There is a significant dropoff in HF spectral power density with a 3.5 kHz instead of 2 kHz highpass filter. Few if any natural musical instruments produce fundamental tones above 3.5 kHz, so it is mostly harmonics above there. Harmonics are usually highly damped -- even cymbals, with their high initial peak energy, have modest actual power (energy though time). This dynamic is obvious to anyone with an add-on RTA in their rig, going back to the Winamp days.
If the woofer falloff above 3 kHz is steep, there is no need for any series elements as they will noticeably reduce the sensitivity (i.e., loudness) of the unit.
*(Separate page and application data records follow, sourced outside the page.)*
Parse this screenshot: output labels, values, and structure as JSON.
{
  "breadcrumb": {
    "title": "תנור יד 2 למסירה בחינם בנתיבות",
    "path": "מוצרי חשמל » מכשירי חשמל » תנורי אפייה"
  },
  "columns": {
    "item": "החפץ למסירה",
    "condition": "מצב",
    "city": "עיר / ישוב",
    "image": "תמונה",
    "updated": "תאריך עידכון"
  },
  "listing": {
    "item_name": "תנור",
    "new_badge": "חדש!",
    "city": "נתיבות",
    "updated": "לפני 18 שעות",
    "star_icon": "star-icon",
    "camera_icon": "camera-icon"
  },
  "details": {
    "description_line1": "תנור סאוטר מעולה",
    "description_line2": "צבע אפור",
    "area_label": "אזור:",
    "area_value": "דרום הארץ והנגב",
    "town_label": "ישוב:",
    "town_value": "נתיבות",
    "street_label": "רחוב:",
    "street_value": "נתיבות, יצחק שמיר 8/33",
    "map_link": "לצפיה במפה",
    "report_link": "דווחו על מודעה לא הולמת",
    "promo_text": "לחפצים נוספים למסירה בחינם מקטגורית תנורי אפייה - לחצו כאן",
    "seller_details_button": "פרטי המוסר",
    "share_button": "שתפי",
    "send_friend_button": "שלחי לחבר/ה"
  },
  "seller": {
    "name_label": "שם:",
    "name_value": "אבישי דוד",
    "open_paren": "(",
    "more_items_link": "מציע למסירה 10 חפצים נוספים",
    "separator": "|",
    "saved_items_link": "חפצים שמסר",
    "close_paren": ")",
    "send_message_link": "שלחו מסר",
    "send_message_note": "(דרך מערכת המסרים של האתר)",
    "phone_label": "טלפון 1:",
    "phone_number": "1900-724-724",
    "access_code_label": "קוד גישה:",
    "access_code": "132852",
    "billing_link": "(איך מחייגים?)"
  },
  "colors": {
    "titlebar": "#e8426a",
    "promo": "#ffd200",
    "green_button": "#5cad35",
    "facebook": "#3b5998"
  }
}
Inductor coils are usually the bigger deal with filters; it makes perfect sense to just use one inductor, with two flanking capacitors, to get a three-pole 18 dB/octave filter slope for the delicate tweeter, which will make that increasing lower octave power easier for the tweeter to digest.
Add in some attenuation, polyswitch protection and the tweeter should be able to withstand the rigors of live use. Which, remember, include occasional live microphone feedback where the amplifier is at full clipping long enough to toast a tweeter -- something that couch potato-ing does not involve. A lower-frequency, complementary-filter crossover could be introduced for non-live use which may improve the transient response and widen the directivity. I would expect the "improvement" to be modest, but there will also be a penalty (2-3 dB or so) in the overall sensitivity that is a major feature of this unit for home use. (Stay away from karaoke, though...)